- **WHAT IS REQUIRED**: Scan the entries that follow and copy out every line containing "title".

- **RECORD EXCERPTS**:

********

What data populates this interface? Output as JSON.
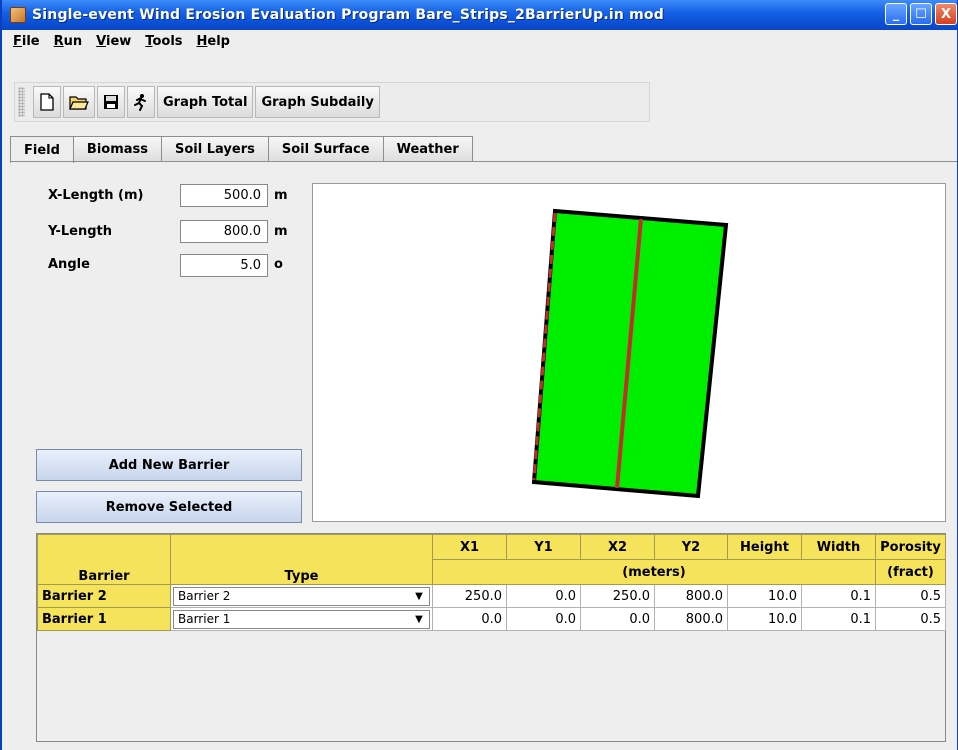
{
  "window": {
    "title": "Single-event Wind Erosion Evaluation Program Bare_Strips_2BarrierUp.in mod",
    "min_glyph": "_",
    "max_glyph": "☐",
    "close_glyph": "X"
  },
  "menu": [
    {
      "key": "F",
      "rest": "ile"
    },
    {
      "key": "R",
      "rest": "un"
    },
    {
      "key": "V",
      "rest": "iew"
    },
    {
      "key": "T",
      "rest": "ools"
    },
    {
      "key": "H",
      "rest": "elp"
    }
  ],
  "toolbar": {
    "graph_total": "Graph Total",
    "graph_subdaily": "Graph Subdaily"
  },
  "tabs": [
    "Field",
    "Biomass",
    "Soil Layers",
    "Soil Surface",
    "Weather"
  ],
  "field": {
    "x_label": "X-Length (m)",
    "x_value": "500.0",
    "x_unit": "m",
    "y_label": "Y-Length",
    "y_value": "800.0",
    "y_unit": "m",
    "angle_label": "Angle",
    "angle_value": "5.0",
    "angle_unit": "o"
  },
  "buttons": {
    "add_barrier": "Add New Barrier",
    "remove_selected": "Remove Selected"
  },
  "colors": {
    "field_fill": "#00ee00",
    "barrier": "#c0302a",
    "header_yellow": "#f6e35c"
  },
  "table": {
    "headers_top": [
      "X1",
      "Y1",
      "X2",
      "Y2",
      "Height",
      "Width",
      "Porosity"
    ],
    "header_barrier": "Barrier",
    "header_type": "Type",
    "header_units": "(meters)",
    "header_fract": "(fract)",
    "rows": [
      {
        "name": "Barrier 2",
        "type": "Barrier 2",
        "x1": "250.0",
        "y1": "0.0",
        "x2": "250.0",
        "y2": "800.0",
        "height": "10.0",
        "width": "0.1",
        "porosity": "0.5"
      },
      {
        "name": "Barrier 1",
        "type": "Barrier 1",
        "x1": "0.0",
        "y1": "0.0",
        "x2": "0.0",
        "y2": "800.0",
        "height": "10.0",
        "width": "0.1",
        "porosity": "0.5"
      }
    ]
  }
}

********

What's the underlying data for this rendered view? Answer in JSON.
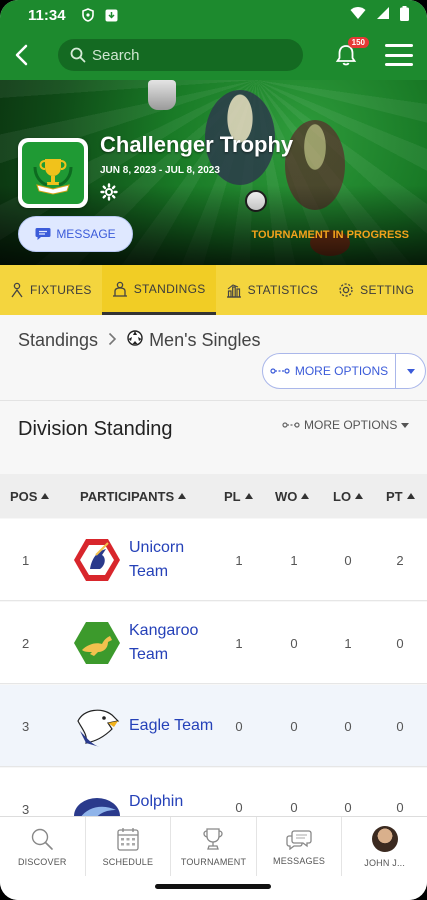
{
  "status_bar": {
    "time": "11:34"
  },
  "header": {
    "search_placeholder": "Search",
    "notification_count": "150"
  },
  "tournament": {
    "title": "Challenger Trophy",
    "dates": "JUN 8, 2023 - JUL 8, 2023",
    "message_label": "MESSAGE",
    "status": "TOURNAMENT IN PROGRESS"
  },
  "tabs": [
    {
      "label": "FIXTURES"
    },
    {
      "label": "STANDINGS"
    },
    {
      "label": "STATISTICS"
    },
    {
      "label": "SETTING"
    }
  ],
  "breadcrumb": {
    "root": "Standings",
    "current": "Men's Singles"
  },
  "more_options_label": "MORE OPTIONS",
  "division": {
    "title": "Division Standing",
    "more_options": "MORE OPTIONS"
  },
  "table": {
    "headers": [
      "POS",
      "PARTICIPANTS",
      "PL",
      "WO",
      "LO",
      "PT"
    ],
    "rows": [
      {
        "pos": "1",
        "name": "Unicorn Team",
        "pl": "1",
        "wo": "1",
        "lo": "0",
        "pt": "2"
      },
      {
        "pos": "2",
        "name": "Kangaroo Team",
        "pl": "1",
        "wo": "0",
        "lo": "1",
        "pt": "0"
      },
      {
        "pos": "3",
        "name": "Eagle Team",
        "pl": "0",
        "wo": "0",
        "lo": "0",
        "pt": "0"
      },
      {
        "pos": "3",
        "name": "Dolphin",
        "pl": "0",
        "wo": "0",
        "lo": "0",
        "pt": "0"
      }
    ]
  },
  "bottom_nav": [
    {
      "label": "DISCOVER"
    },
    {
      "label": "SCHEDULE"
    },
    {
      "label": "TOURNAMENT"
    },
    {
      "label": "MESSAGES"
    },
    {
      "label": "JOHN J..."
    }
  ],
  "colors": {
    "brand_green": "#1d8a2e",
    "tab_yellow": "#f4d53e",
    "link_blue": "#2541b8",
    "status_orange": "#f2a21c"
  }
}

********

- **EXPECTED OUTPUT**:
    "title": "Single-event Wind Erosion Evaluation Program Bare_Strips_2BarrierUp.in mod",
    "title": "Challenger Trophy",
    "title": "Division Standing",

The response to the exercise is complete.